[App and web page records]
BEGIN

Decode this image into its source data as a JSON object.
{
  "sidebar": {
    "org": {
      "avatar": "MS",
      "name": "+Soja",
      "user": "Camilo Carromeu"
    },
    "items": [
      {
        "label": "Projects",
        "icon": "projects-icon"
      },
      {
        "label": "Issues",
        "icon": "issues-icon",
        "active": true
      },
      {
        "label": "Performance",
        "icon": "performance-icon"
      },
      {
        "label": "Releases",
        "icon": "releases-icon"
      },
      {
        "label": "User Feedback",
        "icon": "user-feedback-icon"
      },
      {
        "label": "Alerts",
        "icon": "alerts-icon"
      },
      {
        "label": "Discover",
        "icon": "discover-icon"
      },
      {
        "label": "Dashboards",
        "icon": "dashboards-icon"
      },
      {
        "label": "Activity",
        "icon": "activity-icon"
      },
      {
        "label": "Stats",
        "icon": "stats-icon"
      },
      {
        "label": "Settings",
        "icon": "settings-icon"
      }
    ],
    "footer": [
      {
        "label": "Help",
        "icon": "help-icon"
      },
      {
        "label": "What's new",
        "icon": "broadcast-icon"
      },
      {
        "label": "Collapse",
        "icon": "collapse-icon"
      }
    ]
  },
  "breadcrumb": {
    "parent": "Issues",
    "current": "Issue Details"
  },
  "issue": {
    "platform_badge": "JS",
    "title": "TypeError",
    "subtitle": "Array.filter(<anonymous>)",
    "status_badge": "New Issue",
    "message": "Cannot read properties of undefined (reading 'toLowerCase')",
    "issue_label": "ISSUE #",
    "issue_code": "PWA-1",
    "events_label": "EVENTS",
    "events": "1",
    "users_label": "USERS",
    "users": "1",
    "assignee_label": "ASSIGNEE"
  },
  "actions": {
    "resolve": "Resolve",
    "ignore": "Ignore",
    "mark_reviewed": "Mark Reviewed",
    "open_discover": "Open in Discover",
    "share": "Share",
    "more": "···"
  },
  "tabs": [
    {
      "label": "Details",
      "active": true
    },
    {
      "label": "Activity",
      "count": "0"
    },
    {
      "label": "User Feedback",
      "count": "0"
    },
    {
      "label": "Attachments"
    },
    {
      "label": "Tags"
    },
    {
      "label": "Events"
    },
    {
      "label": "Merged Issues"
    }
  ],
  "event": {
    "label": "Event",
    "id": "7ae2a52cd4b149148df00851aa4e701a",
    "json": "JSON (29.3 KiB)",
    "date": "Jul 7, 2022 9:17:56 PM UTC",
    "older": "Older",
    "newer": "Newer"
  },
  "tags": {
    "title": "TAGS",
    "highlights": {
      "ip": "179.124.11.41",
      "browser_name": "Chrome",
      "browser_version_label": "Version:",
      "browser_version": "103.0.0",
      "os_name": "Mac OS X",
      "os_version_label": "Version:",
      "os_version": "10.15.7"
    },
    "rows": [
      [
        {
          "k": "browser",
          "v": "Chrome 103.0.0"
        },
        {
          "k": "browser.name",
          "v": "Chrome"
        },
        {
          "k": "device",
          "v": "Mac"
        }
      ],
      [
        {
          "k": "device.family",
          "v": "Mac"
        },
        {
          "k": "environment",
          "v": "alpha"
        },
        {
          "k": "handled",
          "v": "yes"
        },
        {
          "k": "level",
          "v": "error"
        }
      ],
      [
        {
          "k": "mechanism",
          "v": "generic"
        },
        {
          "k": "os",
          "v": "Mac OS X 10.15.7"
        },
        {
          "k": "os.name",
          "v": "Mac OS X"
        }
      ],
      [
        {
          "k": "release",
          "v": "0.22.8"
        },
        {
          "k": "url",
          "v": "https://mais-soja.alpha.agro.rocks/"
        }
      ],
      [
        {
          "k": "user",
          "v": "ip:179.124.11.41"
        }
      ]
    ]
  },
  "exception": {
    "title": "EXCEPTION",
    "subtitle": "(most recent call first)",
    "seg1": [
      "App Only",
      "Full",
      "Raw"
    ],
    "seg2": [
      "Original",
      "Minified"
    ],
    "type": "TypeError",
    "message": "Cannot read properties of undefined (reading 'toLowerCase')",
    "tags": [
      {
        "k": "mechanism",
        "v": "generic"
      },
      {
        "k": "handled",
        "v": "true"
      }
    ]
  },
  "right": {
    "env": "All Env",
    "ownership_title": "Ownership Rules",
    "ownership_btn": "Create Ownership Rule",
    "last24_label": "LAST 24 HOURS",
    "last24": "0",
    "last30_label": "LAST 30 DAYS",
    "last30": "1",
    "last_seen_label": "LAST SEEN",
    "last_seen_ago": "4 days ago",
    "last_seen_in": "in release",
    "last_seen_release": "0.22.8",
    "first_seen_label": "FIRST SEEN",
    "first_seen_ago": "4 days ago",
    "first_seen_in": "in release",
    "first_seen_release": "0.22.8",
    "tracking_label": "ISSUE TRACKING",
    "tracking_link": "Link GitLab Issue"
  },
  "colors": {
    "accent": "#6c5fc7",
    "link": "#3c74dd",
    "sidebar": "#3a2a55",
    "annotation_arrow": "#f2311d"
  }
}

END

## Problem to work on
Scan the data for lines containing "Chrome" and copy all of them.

## Output of the exercise
      "browser_name": "Chrome",
          "v": "Chrome 103.0.0"
          "v": "Chrome"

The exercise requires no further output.